* INSTRUCTIONS TO FOLLOW *
Repeat every line of the material below exactly.

* EXCERPTED DATA *
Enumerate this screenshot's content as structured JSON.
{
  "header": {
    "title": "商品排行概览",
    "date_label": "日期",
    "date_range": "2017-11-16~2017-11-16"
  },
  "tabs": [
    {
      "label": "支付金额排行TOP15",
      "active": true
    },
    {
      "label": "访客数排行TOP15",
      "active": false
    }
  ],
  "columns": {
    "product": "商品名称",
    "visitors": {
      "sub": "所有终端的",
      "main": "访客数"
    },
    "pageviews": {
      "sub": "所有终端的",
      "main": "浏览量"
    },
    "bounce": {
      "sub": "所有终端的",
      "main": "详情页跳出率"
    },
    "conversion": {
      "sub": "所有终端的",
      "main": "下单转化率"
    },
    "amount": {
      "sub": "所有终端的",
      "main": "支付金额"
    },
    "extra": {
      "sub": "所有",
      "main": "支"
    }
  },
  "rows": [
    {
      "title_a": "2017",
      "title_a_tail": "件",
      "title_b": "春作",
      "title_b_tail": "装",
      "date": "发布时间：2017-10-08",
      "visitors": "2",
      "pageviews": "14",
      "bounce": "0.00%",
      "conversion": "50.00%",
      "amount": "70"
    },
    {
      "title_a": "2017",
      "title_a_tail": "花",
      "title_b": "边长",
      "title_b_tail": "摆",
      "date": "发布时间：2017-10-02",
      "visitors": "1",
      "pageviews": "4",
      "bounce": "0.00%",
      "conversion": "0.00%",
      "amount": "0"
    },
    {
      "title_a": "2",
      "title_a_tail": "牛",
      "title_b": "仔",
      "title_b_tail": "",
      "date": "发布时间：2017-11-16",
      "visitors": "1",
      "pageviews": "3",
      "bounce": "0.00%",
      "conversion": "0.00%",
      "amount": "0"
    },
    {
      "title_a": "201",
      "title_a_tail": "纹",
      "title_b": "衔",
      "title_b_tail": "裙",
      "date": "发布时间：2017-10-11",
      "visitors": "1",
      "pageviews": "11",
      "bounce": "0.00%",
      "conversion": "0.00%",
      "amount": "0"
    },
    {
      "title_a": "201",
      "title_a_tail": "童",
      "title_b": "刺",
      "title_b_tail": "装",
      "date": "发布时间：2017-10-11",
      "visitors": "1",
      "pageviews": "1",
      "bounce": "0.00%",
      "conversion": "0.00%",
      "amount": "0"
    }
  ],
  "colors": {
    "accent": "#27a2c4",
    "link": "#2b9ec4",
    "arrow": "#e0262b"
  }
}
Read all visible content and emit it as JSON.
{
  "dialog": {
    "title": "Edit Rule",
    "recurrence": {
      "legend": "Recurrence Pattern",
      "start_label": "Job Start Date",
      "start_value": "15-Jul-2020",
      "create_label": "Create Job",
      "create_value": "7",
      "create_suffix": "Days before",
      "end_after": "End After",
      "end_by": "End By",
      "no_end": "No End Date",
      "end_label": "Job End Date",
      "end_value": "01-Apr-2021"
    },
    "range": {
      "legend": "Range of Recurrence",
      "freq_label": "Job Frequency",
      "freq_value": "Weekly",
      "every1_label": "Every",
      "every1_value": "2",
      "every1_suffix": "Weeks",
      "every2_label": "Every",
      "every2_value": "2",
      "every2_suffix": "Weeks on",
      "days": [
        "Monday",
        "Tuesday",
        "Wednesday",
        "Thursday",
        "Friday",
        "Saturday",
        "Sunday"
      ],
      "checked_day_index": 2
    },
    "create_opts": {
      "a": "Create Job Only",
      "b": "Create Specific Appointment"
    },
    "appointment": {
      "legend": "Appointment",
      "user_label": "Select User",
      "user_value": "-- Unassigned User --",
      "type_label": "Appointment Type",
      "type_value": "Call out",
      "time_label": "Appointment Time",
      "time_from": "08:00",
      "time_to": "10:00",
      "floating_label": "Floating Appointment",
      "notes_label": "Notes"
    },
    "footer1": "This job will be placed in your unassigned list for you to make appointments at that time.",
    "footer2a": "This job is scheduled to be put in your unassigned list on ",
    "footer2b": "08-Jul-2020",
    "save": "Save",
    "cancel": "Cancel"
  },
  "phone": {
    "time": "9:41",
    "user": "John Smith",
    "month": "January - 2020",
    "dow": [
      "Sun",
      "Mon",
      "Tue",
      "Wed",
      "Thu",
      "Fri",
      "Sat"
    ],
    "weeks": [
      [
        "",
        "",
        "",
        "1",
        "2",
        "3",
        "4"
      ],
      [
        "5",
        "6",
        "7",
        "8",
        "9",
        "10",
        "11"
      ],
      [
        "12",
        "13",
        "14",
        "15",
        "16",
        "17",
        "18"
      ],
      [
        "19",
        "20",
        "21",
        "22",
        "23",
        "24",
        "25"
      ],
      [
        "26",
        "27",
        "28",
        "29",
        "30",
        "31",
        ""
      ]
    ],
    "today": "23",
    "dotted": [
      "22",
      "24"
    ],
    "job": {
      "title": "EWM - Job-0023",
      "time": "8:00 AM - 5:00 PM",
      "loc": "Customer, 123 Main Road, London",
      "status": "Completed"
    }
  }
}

* FINAL ANSWER *
Enumerate this screenshot's content as structured JSON.
{
  "header": {
    "title": "商品排行概览",
    "date_label": "日期",
    "date_range": "2017-11-16~2017-11-16"
  },
  "tabs": [
    {
      "label": "支付金额排行TOP15",
      "active": true
    },
    {
      "label": "访客数排行TOP15",
      "active": false
    }
  ],
  "columns": {
    "product": "商品名称",
    "visitors": {
      "sub": "所有终端的",
      "main": "访客数"
    },
    "pageviews": {
      "sub": "所有终端的",
      "main": "浏览量"
    },
    "bounce": {
      "sub": "所有终端的",
      "main": "详情页跳出率"
    },
    "conversion": {
      "sub": "所有终端的",
      "main": "下单转化率"
    },
    "amount": {
      "sub": "所有终端的",
      "main": "支付金额"
    },
    "extra": {
      "sub": "所有",
      "main": "支"
    }
  },
  "rows": [
    {
      "title_a": "2017",
      "title_a_tail": "件",
      "title_b": "春作",
      "title_b_tail": "装",
      "date": "发布时间：2017-10-08",
      "visitors": "2",
      "pageviews": "14",
      "bounce": "0.00%",
      "conversion": "50.00%",
      "amount": "70"
    },
    {
      "title_a": "2017",
      "title_a_tail": "花",
      "title_b": "边长",
      "title_b_tail": "摆",
      "date": "发布时间：2017-10-02",
      "visitors": "1",
      "pageviews": "4",
      "bounce": "0.00%",
      "conversion": "0.00%",
      "amount": "0"
    },
    {
      "title_a": "2",
      "title_a_tail": "牛",
      "title_b": "仔",
      "title_b_tail": "",
      "date": "发布时间：2017-11-16",
      "visitors": "1",
      "pageviews": "3",
      "bounce": "0.00%",
      "conversion": "0.00%",
      "amount": "0"
    },
    {
      "title_a": "201",
      "title_a_tail": "纹",
      "title_b": "衔",
      "title_b_tail": "裙",
      "date": "发布时间：2017-10-11",
      "visitors": "1",
      "pageviews": "11",
      "bounce": "0.00%",
      "conversion": "0.00%",
      "amount": "0"
    },
    {
      "title_a": "201",
      "title_a_tail": "童",
      "title_b": "刺",
      "title_b_tail": "装",
      "date": "发布时间：2017-10-11",
      "visitors": "1",
      "pageviews": "1",
      "bounce": "0.00%",
      "conversion": "0.00%",
      "amount": "0"
    }
  ],
  "colors": {
    "accent": "#27a2c4",
    "link": "#2b9ec4",
    "arrow": "#e0262b"
  }
}
Read all visible content and emit it as JSON.
{
  "dialog": {
    "title": "Edit Rule",
    "recurrence": {
      "legend": "Recurrence Pattern",
      "start_label": "Job Start Date",
      "start_value": "15-Jul-2020",
      "create_label": "Create Job",
      "create_value": "7",
      "create_suffix": "Days before",
      "end_after": "End After",
      "end_by": "End By",
      "no_end": "No End Date",
      "end_label": "Job End Date",
      "end_value": "01-Apr-2021"
    },
    "range": {
      "legend": "Range of Recurrence",
      "freq_label": "Job Frequency",
      "freq_value": "Weekly",
      "every1_label": "Every",
      "every1_value": "2",
      "every1_suffix": "Weeks",
      "every2_label": "Every",
      "every2_value": "2",
      "every2_suffix": "Weeks on",
      "days": [
        "Monday",
        "Tuesday",
        "Wednesday",
        "Thursday",
        "Friday",
        "Saturday",
        "Sunday"
      ],
      "checked_day_index": 2
    },
    "create_opts": {
      "a": "Create Job Only",
      "b": "Create Specific Appointment"
    },
    "appointment": {
      "legend": "Appointment",
      "user_label": "Select User",
      "user_value": "-- Unassigned User --",
      "type_label": "Appointment Type",
      "type_value": "Call out",
      "time_label": "Appointment Time",
      "time_from": "08:00",
      "time_to": "10:00",
      "floating_label": "Floating Appointment",
      "notes_label": "Notes"
    },
    "footer1": "This job will be placed in your unassigned list for you to make appointments at that time.",
    "footer2a": "This job is scheduled to be put in your unassigned list on ",
    "footer2b": "08-Jul-2020",
    "save": "Save",
    "cancel": "Cancel"
  },
  "phone": {
    "time": "9:41",
    "user": "John Smith",
    "month": "January - 2020",
    "dow": [
      "Sun",
      "Mon",
      "Tue",
      "Wed",
      "Thu",
      "Fri",
      "Sat"
    ],
    "weeks": [
      [
        "",
        "",
        "",
        "1",
        "2",
        "3",
        "4"
      ],
      [
        "5",
        "6",
        "7",
        "8",
        "9",
        "10",
        "11"
      ],
      [
        "12",
        "13",
        "14",
        "15",
        "16",
        "17",
        "18"
      ],
      [
        "19",
        "20",
        "21",
        "22",
        "23",
        "24",
        "25"
      ],
      [
        "26",
        "27",
        "28",
        "29",
        "30",
        "31",
        ""
      ]
    ],
    "today": "23",
    "dotted": [
      "22",
      "24"
    ],
    "job": {
      "title": "EWM - Job-0023",
      "time": "8:00 AM - 5:00 PM",
      "loc": "Customer, 123 Main Road, London",
      "status": "Completed"
    }
  }
}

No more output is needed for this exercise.